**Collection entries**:
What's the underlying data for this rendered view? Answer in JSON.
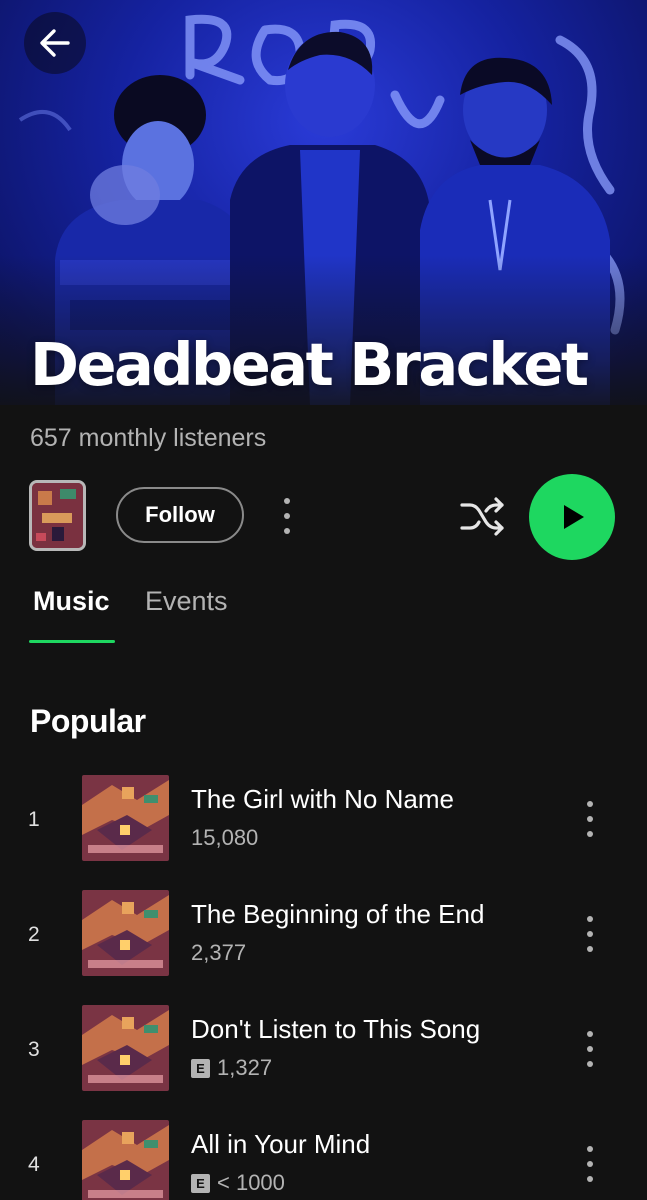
{
  "artist": {
    "name": "Deadbeat Bracket",
    "monthly_listeners": "657 monthly listeners"
  },
  "controls": {
    "follow_label": "Follow"
  },
  "icons": {
    "back": "arrow-left-icon",
    "more": "more-vertical-icon",
    "shuffle": "shuffle-icon",
    "play": "play-icon"
  },
  "tabs": [
    {
      "label": "Music",
      "active": true
    },
    {
      "label": "Events",
      "active": false
    }
  ],
  "popular": {
    "title": "Popular",
    "tracks": [
      {
        "rank": "1",
        "title": "The Girl with No Name",
        "plays": "15,080",
        "explicit": false
      },
      {
        "rank": "2",
        "title": "The Beginning of the End",
        "plays": "2,377",
        "explicit": false
      },
      {
        "rank": "3",
        "title": "Don't Listen to This Song",
        "plays": "1,327",
        "explicit": true,
        "explicit_label": "E"
      },
      {
        "rank": "4",
        "title": "All in Your Mind",
        "plays": "< 1000",
        "explicit": true,
        "explicit_label": "E"
      }
    ]
  },
  "colors": {
    "background": "#121212",
    "accent_green": "#1ed760",
    "secondary_text": "#b3b3b3",
    "hero_blue": "#1a2ac0"
  }
}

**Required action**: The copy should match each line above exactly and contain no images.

**Expected answer**:
What's the underlying data for this rendered view? Answer in JSON.
{
  "artist": {
    "name": "Deadbeat Bracket",
    "monthly_listeners": "657 monthly listeners"
  },
  "controls": {
    "follow_label": "Follow"
  },
  "icons": {
    "back": "arrow-left-icon",
    "more": "more-vertical-icon",
    "shuffle": "shuffle-icon",
    "play": "play-icon"
  },
  "tabs": [
    {
      "label": "Music",
      "active": true
    },
    {
      "label": "Events",
      "active": false
    }
  ],
  "popular": {
    "title": "Popular",
    "tracks": [
      {
        "rank": "1",
        "title": "The Girl with No Name",
        "plays": "15,080",
        "explicit": false
      },
      {
        "rank": "2",
        "title": "The Beginning of the End",
        "plays": "2,377",
        "explicit": false
      },
      {
        "rank": "3",
        "title": "Don't Listen to This Song",
        "plays": "1,327",
        "explicit": true,
        "explicit_label": "E"
      },
      {
        "rank": "4",
        "title": "All in Your Mind",
        "plays": "< 1000",
        "explicit": true,
        "explicit_label": "E"
      }
    ]
  },
  "colors": {
    "background": "#121212",
    "accent_green": "#1ed760",
    "secondary_text": "#b3b3b3",
    "hero_blue": "#1a2ac0"
  }
}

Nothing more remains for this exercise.